This one definitely sounds interesting! I have two thoughts here.
I blogged this summer about arguments in games, not in the “what is the game arguing?” sense but in the “how can a game simulate an argument?” sense; Westphalia, and my own abortive Thirty Years War game, were examples of this: how does a game capture the idea of ministers doing what they do, arguing over stuff?
The tricky bit, as I see it, is that a game risks taking a reductionist view of arguments: that all that matters is /the arguing/, and the subject is just a big McGuffin whose content barely matters. But more than that, it implies that it doesn’t actually matter which side had the stronger argument, it simply matters which side asserted their position more forcefully. Doubtless history provides plenty of examples of this exact thing happening in this exact way. But I don’t know if Nicaea is such a case; I think the Orthodox faction wins because they have a better argument than Arius, not because they strong-armed those on the fence.

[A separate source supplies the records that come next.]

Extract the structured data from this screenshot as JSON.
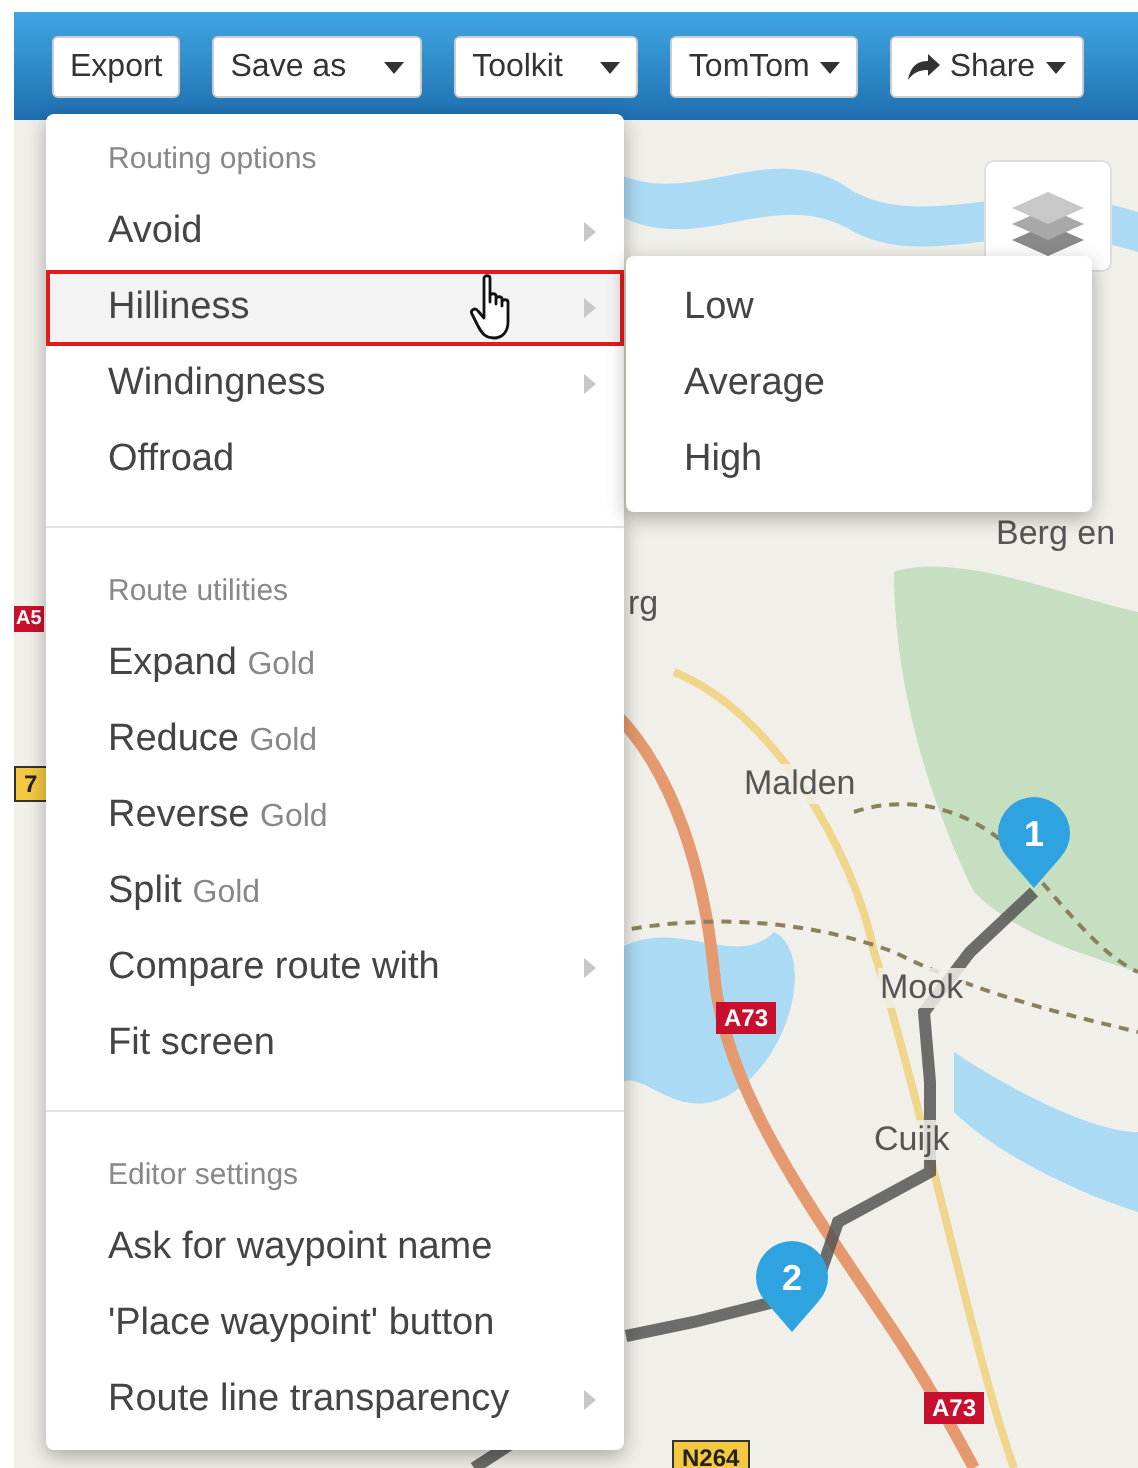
{
  "toolbar": {
    "buttons": [
      {
        "label": "Export",
        "kind": "plain"
      },
      {
        "label": "Save as",
        "kind": "dropdown"
      },
      {
        "label": "Toolkit",
        "kind": "dropdown"
      },
      {
        "label": "TomTom",
        "kind": "dropdown"
      },
      {
        "label": "Share",
        "kind": "share"
      }
    ]
  },
  "menu": {
    "sections": [
      {
        "heading": "Routing options",
        "items": [
          {
            "label": "Avoid",
            "has_submenu": true,
            "selected": false
          },
          {
            "label": "Hilliness",
            "has_submenu": true,
            "selected": true
          },
          {
            "label": "Windingness",
            "has_submenu": true,
            "selected": false
          },
          {
            "label": "Offroad",
            "has_submenu": false,
            "selected": false
          }
        ]
      },
      {
        "heading": "Route utilities",
        "items": [
          {
            "label": "Expand",
            "badge": "Gold",
            "has_submenu": false,
            "selected": false
          },
          {
            "label": "Reduce",
            "badge": "Gold",
            "has_submenu": false,
            "selected": false
          },
          {
            "label": "Reverse",
            "badge": "Gold",
            "has_submenu": false,
            "selected": false
          },
          {
            "label": "Split",
            "badge": "Gold",
            "has_submenu": false,
            "selected": false
          },
          {
            "label": "Compare route with",
            "has_submenu": true,
            "selected": false
          },
          {
            "label": "Fit screen",
            "has_submenu": false,
            "selected": false
          }
        ]
      },
      {
        "heading": "Editor settings",
        "items": [
          {
            "label": "Ask for waypoint name",
            "has_submenu": false,
            "selected": false
          },
          {
            "label": "'Place waypoint' button",
            "has_submenu": false,
            "selected": false
          },
          {
            "label": "Route line transparency",
            "has_submenu": true,
            "selected": false
          }
        ]
      }
    ]
  },
  "submenu": {
    "items": [
      "Low",
      "Average",
      "High"
    ]
  },
  "map": {
    "labels": [
      {
        "text": "Berg en",
        "kind": "place"
      },
      {
        "text": "rg",
        "kind": "place"
      },
      {
        "text": "Malden",
        "kind": "place"
      },
      {
        "text": "Mook",
        "kind": "place"
      },
      {
        "text": "Cuijk",
        "kind": "place"
      },
      {
        "text": "A73",
        "kind": "motorway"
      },
      {
        "text": "A73",
        "kind": "motorway"
      },
      {
        "text": "N264",
        "kind": "road"
      },
      {
        "text": "A5",
        "kind": "motorway"
      },
      {
        "text": "7",
        "kind": "road"
      }
    ],
    "waypoints": [
      "1",
      "2"
    ]
  }
}
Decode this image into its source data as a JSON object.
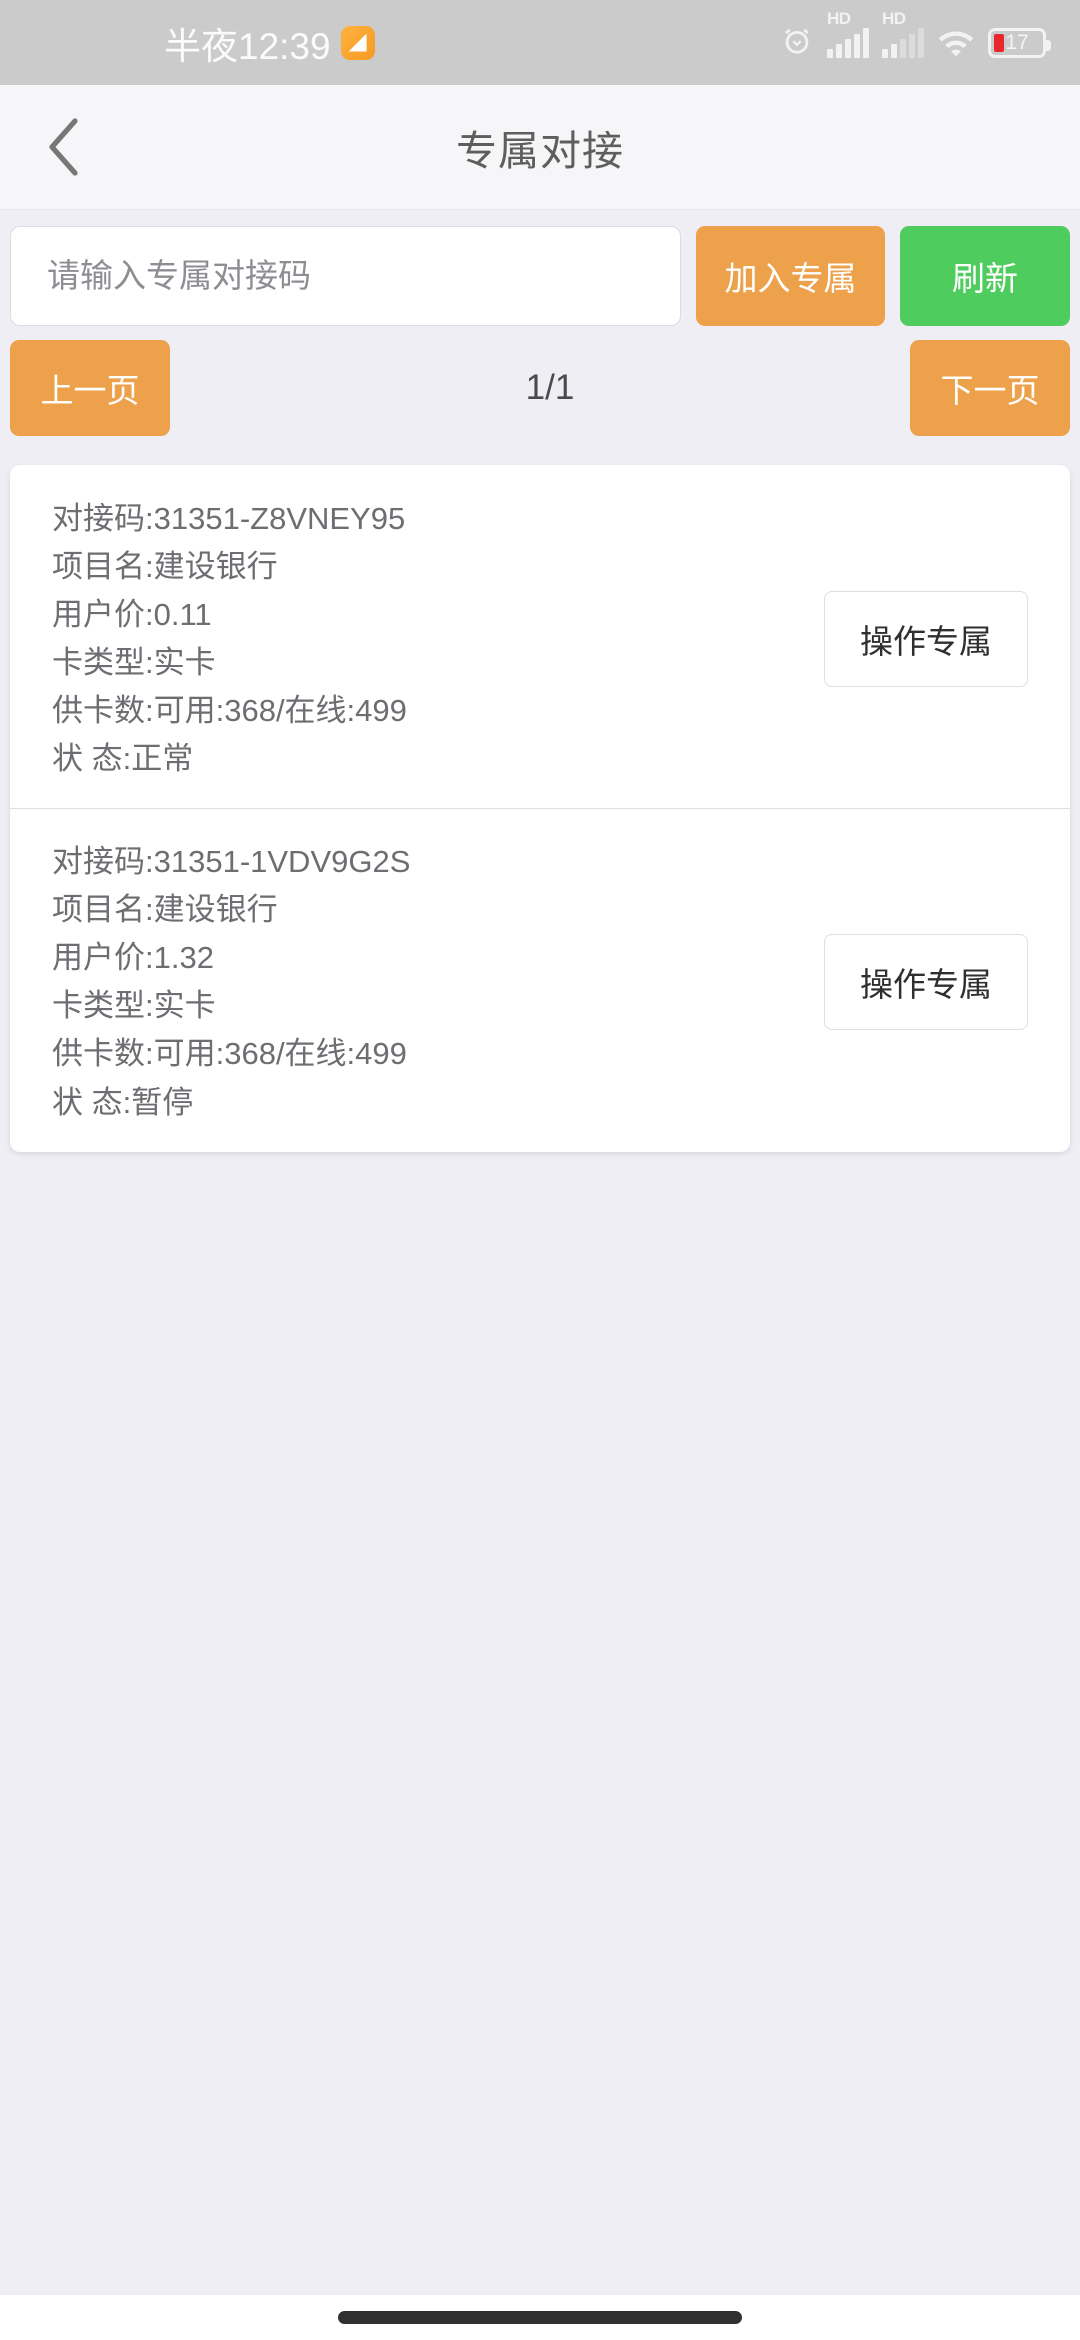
{
  "status_bar": {
    "time": "半夜12:39",
    "badge_icon": "app-badge-icon",
    "alarm_icon": "alarm-clock-icon",
    "hd_label_1": "HD",
    "hd_label_2": "HD",
    "signal_icon_1": "signal-bars-icon",
    "signal_icon_2": "signal-bars-weak-icon",
    "wifi_icon": "wifi-icon",
    "battery_icon": "battery-icon",
    "battery_percent": "17"
  },
  "header": {
    "back_icon": "back-chevron-icon",
    "title": "专属对接"
  },
  "search": {
    "placeholder": "请输入专属对接码",
    "value": "",
    "join_label": "加入专属",
    "refresh_label": "刷新"
  },
  "pager": {
    "prev_label": "上一页",
    "count": "1/1",
    "next_label": "下一页"
  },
  "cards": [
    {
      "code": "对接码:31351-Z8VNEY95",
      "project": "项目名:建设银行",
      "price": "用户价:0.11",
      "card_type": "卡类型:实卡",
      "supply": "供卡数:可用:368/在线:499",
      "status": "状 态:正常",
      "action_label": "操作专属"
    },
    {
      "code": "对接码:31351-1VDV9G2S",
      "project": "项目名:建设银行",
      "price": "用户价:1.32",
      "card_type": "卡类型:实卡",
      "supply": "供卡数:可用:368/在线:499",
      "status": "状 态:暂停",
      "action_label": "操作专属"
    }
  ],
  "colors": {
    "orange": "#eda14a",
    "green": "#4ecc5e",
    "page_bg": "#eeeef4",
    "battery_red": "#e8262b"
  },
  "nav_bar": {
    "gesture_pill": "home-gesture-pill"
  }
}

A book that might be of interest, though it’s not about Nicaea specifically, is “Constantine’s Bible”, by David Dungan. It’s more about the selection of the NT “canon”, but his position is that the selection of the books wasn’t so much a consequence of a strong faction imposing their will on weaker factions, but on one faction having better arguments: we can trace our texts back to the original eyewitnesses through a chain of bishops going all the way back; you guys can’t do that for your texts, therefore, their authenticity is not legitimate.
My only other comment is that it would seem to be a bit of a clang to treat all issues at Nicaea as having equal weight. It was convened because of the Arian controversy, and it’s remembered primarily for its engagement with that question. It feels to me like that issue should loom the largest.
Looking forward to hearing more about this!
Please keep these design insights coming as you move to polishing this one.
Solved a few of your blog post needs right there.